“They’d jump out of the boxcars and my dad would be at the train stop there to meet ‘em and tell ‘em, “See that yellow house down there? Go to the back door and my wife’ll feed you.” Well. I was a little kid and I’d be out there on the back step talking to these guys. Curious, you know. They turned out to be the most interesting people. So friendly. So well-spoken. So intelligent. And here they were riding in boxcars a long way from home, looking for any kind of work.”

While Murray is gone, I was able to briefly chat with George Johnson who self-admittedly only helped “clean-up” some of Murray’s writing, as well as contacting those who provided their memories of Bearcat to the story.

“We spent a lot of time on the road together,” said Johnson.

The book, from Triumph Books, said Johnson actually came rather easily to Murray, in the sense he was always a natural storyteller.

“He just sat down and he was Bearcat,” said Johnson, adding it was that rare ability to tell a good story which so quickly endeared Murray to people he met. “Because he told stories about famous people you left feeling ‘he’s a pal of mine’. . . Anybody who loved hockey, loved Bearcat.”

Having worked closely with Murray, Johnson perhaps appreciates most keenly to be fortunate they were able to complete the book before his death.

While Murray was not ill as the process began Johnson noted, “there was a sense he wanted to get it down.”

Readers should be thankful Murray did complete the book. It is a great collection of stories that tell a lot about the game of hockey, as well about the man himself.

What was perhaps most surprising was what Bearcat looked back on most fondly in terms of a hockey highlight.

“People always ask me to pick one highlight from all my years as a trainer in the NHL, and everyone expects me to say the night we won the Stanley Cup in Montreal. That’s the obvious one, of course. And it was totally amazing, don’t get me wrong,” noted the book. 

“But beating the Oiler in the playoffs in ’86, has got to be at the very top of my list.
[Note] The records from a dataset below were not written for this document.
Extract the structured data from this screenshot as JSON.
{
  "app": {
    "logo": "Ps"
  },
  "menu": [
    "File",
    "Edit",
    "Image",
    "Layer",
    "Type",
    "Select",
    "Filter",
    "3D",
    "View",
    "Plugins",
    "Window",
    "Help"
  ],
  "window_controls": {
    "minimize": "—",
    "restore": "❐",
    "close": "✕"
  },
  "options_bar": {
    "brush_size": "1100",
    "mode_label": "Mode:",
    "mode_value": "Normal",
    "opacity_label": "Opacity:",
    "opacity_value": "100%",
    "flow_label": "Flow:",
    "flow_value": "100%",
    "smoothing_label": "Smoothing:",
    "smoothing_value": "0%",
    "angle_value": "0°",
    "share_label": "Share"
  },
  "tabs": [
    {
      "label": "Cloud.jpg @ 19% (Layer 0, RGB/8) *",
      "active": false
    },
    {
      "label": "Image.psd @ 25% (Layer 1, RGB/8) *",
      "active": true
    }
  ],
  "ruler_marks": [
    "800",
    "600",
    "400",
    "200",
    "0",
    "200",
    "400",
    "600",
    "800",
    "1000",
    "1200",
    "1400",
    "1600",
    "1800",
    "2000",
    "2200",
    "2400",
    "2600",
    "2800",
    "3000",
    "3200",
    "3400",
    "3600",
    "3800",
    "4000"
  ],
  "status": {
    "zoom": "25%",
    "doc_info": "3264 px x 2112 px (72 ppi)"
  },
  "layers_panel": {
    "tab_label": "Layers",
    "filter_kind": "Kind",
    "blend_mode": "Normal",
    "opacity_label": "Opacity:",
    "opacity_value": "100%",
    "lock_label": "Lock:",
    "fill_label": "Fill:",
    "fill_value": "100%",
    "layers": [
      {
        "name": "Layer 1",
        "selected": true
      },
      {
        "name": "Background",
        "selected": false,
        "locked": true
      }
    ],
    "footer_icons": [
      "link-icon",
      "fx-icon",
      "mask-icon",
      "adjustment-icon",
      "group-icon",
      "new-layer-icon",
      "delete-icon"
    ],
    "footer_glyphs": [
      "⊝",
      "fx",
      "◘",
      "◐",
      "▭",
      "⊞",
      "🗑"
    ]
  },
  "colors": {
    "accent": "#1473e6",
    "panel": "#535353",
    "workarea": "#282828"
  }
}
My greatest thrill in hockey. I have pictures of me jumping in the air at the end of Game 7 in Edmonton. Not because they were so good; because beating them was such a great achievement. They were the best and we’d just beaten the best. 

“I mean, I went nuts.” 

For Johnson learning Murray was satisfied with the book was the best part of the process.

“When he said ‘my old potlicker we did an OK job meant more to me than anything else,” said Johnson.

Not surprisingly Murray was inducted into the Hockey Hall of Fame, a milestone he fully appreciated and deserved.

“Going into the Hockey Hall of Fame in 2009, after being absolutely thrilled out of my mind just to get the Flames job in the first place, by pure luck really, is something I really, honestly can’t put into words,” notes the book. 

“And if you ask anyone who knows me even a little bit, they’ll tell you I’m never at a loss for words. 

“If you’re lucky enough for something like that to happen to you, it makes you think back to all the things that happened to your career – the people you met, the friends you made, winning the Stanley Cup, the wins and the losses, the highs and the lows. 

“All of it. Every bit.”